How did you get a job as an agony aunt?
I had worked for both the Family Planning Association and Brook Advisory Centres before becoming a freelance writer. Essentials magazine approached the FPA for a recommendation for a new agony aunt, and they suggested me. I was their agony aunt for a few years before the position came up at Woman’s Own and I was offered it.
Do you think you have any special qualities that make you a good choice for advice?
I’m empathetic, experienced, trained and can be direct. I also have qualifications – counsellor, Triple P (Positive Parenting Programme) parenting practitioner. I’m the author of 31 books on emotional and parenting issues. And, as John Stapleton used to say when he introduced me on his TV programme The Time The Place, an all-round smartarse!
Do you believe agony aunts should be qualified in any specific way?
I most certainly do. You don’t do your readers or yourself many favours if you don’t have some counselling training. I’m a Relate-trained counsellor.
What else do you do?
Write books, hold seminars and master-classes on parenting issues, spend time with my husband, drink coffee with friends, cook, walk, go to the gym, cycle, stroke cats. I’m a trustee for two charities; the family charity Family Lives and Become (for kids in care and care leavers) and patron of Unique Kidz, which supports children with various disabilities and their parents.
Are there any problems that come up more often?
Just about every problem is a riff on the same theme; lack of communication.
Is therapy or counselling something often suggested?
I suggest it all the time. And accessing the help offered by charities such as Family Lives as well as Relate.
Do you ever suggest using apps?
Not really – I do often recommend websites, for charities such as Relate or Family Lives.
What about self-help books? Which ones?
My own (so sue me! But they are good..and with 31, I’ve covered a lot of the issues that come up!) And books such as How To Talk So Kids Will Listen And Listen So Kids Will Talk (Adele Faber and Elaine Mazlish) or Let’s Talk About Sex by Robbie Harris.
Do you think women are more likely than men to turn to an agony aunt for advice?
Yes. Although men are coming for help more now, and are often more willing to go to counselling.
What’s the best advice you’ve ever received?
Aim to be good enough, not perfect.
Do you think advice can be generation-neutral?
Yes, it should be. Most problems are, after all. And gender neutral too.
Does any time of year bring more letters or emails?
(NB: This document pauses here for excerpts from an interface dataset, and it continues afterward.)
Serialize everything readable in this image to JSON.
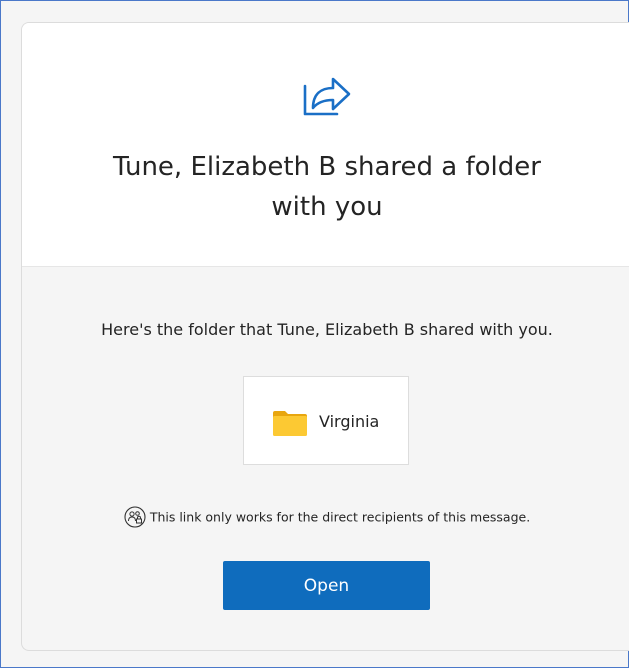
{
  "header": {
    "title_line1": "Tune, Elizabeth B shared a folder",
    "title_line2": "with you",
    "icon": "share-arrow-icon"
  },
  "body": {
    "message": "Here's the folder that Tune, Elizabeth B shared with you.",
    "folder": {
      "name": "Virginia",
      "icon": "folder-icon"
    },
    "notice": {
      "icon": "people-lock-icon",
      "text": "This link only works for the direct recipients of this message."
    },
    "open_label": "Open"
  },
  "colors": {
    "accent": "#0f6cbd",
    "frame_border": "#4a78c9",
    "folder_yellow": "#f8c21d",
    "text": "#242424"
  }
}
Absolutely. December and January, with the apprehension and anticipation of stressful family get-togethers and party season, bring loads. As do summer or other school holiday times.
In the time you have been an agony aunt, how do you think readers’ problems have changed?
Not really. People are more articulate and feel they have permission to be explicit, and able to ask for help. But in the 25 years I've been doing it, the core problems haven’t really changed. Although I do think digital technology and the internet is beginning the have some significant effects, both positive and negative.